Let $G$ be a group of automorphisms of the countable atomless Boolean algebra $B$. Suppose that every orbit of $G$ on $B$ is an antichain. Does it follow that $G$ preserves a non-zero (probability) measure on $B$?
Does the answer change if we extend $B$ to some complete or $\sigma$-complete algebra, and the action of $G$ extends to one in which orbits are still antichains?
I'm also interested in group actions that satisfy a very different condition: $G$ is a group such that for some (all) $a \in B \setminus {0,1}$ and for all $b \in B \setminus {0,1}$ there is some $g \in G$ such that $ga < b$. Do such actions have a name and has anything been proved about them (or about groups that have such actions)?

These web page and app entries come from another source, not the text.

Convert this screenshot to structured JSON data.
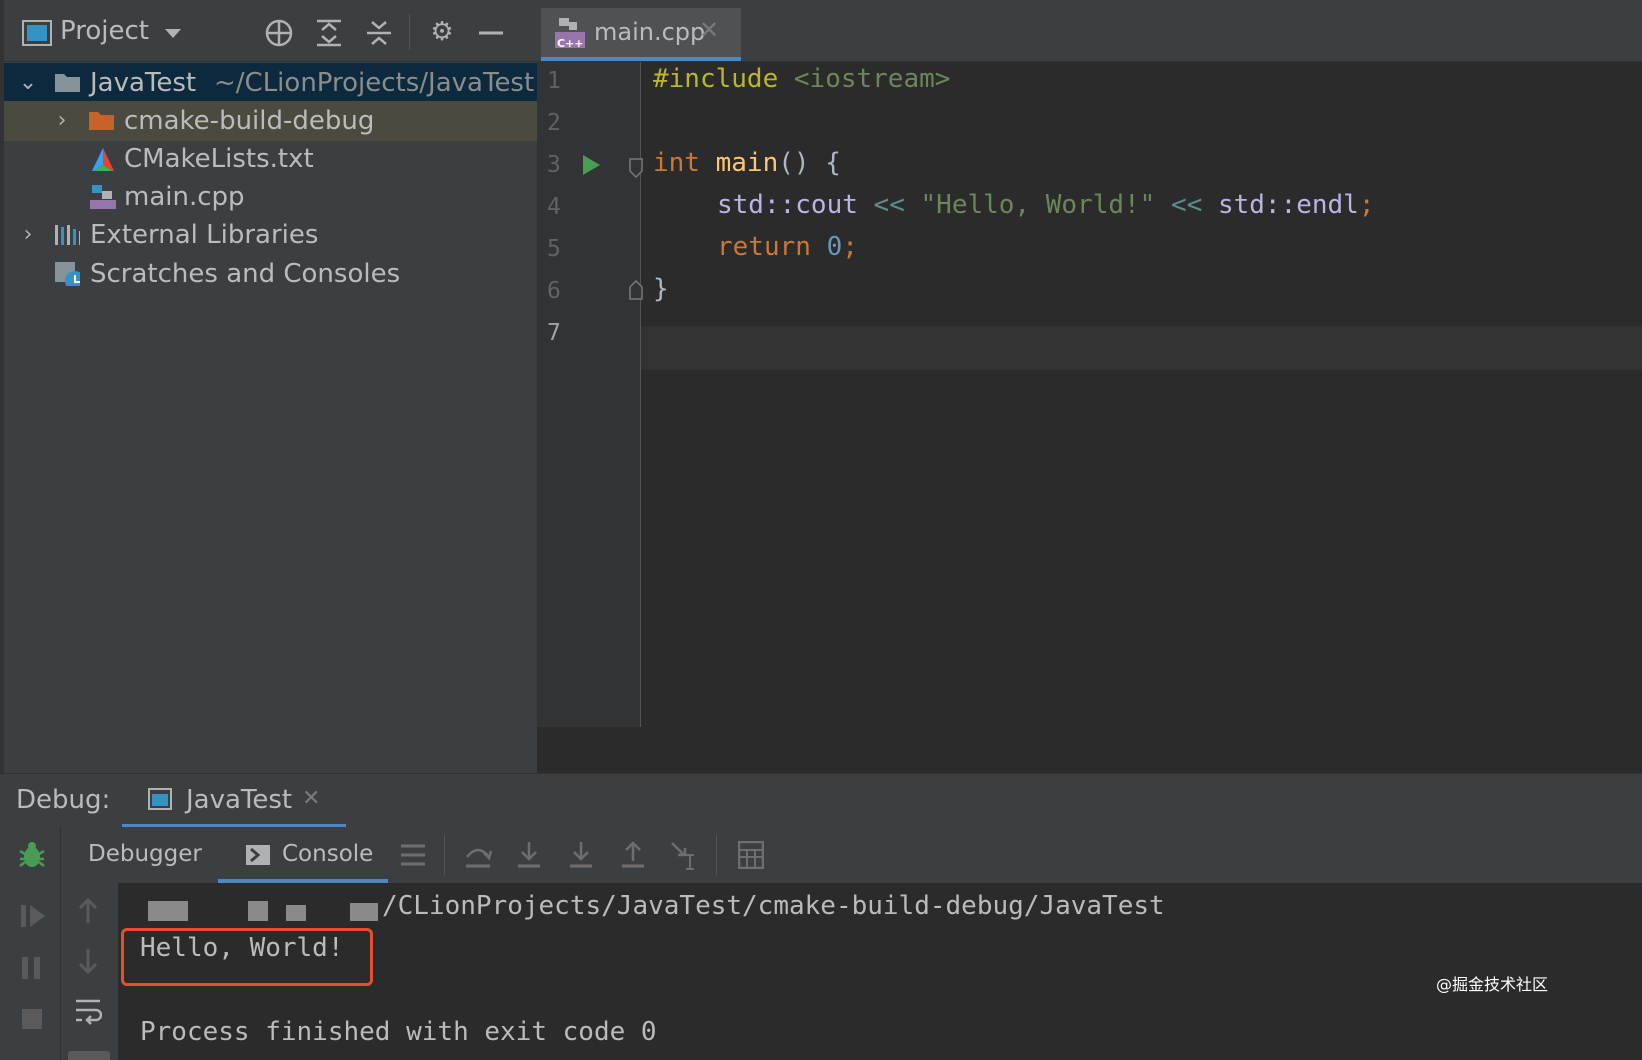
{
  "project": {
    "header_title": "Project",
    "tree": [
      {
        "name": "JavaTest",
        "path": "~/CLionProjects/JavaTest"
      },
      {
        "name": "cmake-build-debug"
      },
      {
        "name": "CMakeLists.txt"
      },
      {
        "name": "main.cpp"
      },
      {
        "name": "External Libraries"
      },
      {
        "name": "Scratches and Consoles"
      }
    ]
  },
  "editor": {
    "tab_label": "main.cpp",
    "tab_badge": "C++",
    "line_numbers": [
      "1",
      "2",
      "3",
      "4",
      "5",
      "6",
      "7"
    ],
    "code": {
      "l1_directive": "#include",
      "l1_header": "<iostream>",
      "l3_type": "int",
      "l3_name": "main",
      "l3_rest": "() {",
      "l4_ns1": "std::cout",
      "l4_op1": "<<",
      "l4_str": "\"Hello, World!\"",
      "l4_op2": "<<",
      "l4_ns2": "std::endl",
      "l4_semi": ";",
      "l5_kw": "return",
      "l5_num": "0",
      "l5_semi": ";",
      "l6_close": "}"
    }
  },
  "debug": {
    "label": "Debug:",
    "session_tab": "JavaTest",
    "tabs": [
      "Debugger",
      "Console"
    ],
    "console": {
      "path_line": "/CLionProjects/JavaTest/cmake-build-debug/JavaTest",
      "output": "Hello, World!",
      "exit": "Process finished with exit code 0"
    }
  },
  "watermark": "@掘金技术社区",
  "colors": {
    "accent": "#4a88c7",
    "highlight_box": "#e8502a",
    "run_icon": "#499c54"
  }
}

Edit: To clarify, by 'antichain' I just mean a set of pairwise incomparable elements. I didn't know about the stronger meaning used by set theorists. For what it's worth I am mainly interested in using actions to understand algebraic properties of the group $G$.G$, so I probably don't need to consider any exotic algebras of the kind set theorists would find interesting; the most obvious examples, such as the countable atomless Boolean algebra or the standard Borel$\sigma$-algebra, are probably good enough. I definitely do not want to assume that$G$is the whole automorphism group, however. 2 added 268 characters in body Let$G$be a group of automorphisms of the countable atomless Boolean algebra$B$. Suppose that every orbit of$G$on$B$is an antichain. Does it follow that$G$preserves a non-zero (probability) measure on$B$? Does the answer change if we extend$B$to some complete or$\sigma$-complete algebra, and the action of$G$extends to one in which orbits are still antichains? I'm also interested in group actions that satisfy a very different condition:$G$is a group such that for some (all)$a \in B \setminus {0,1}$and for all$b \in B \setminus {0,1}$there is some$g \in G$such that$ga < b$. Do such actions have a name and has anything been proved about them (or about groups that have such actions)? Edit: To clarify, by 'antichain' I just mean a set of pairwise incomparable elements. I didn't know about the stronger meaning used by set theorists. For what it's worth I am mainly interested in using actions to understand algebraic properties of the group$G\$.